From the entries below, tally the lines with "name" in them and reply with that figure only.

*Source material:*
--
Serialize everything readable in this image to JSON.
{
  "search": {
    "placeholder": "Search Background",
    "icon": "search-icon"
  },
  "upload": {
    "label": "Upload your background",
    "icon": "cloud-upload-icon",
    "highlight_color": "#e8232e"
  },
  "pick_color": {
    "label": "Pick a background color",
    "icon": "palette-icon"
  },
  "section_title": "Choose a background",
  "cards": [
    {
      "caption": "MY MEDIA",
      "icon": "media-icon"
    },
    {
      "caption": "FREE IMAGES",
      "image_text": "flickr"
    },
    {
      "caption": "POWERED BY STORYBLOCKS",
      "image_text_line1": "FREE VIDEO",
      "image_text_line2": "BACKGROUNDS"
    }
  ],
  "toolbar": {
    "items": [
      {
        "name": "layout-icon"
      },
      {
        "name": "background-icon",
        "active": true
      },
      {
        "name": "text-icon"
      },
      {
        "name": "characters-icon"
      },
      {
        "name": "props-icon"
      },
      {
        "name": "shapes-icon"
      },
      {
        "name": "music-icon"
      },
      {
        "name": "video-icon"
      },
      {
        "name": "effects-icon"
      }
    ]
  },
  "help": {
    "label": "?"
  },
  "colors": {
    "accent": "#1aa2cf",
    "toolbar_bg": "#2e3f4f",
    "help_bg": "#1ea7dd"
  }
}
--
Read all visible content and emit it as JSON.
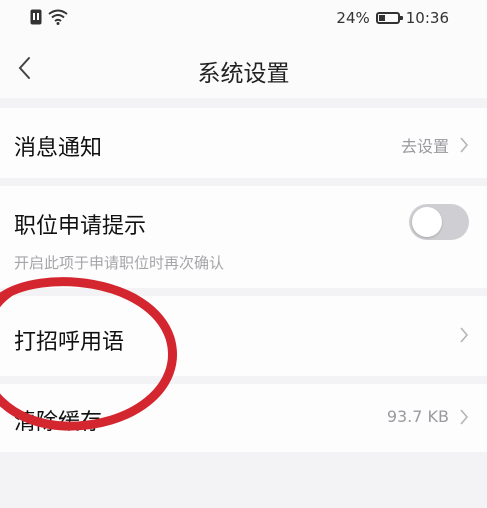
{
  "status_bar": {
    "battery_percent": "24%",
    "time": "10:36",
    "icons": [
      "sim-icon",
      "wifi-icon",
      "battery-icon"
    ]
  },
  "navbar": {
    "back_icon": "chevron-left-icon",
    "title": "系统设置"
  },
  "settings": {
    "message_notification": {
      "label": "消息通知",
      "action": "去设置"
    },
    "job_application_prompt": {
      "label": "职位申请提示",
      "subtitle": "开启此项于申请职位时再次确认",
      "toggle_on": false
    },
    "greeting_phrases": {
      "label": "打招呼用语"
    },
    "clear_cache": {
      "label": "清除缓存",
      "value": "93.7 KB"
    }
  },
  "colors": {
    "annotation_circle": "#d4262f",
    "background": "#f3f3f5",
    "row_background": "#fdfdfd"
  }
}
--
*Exercise output:*
9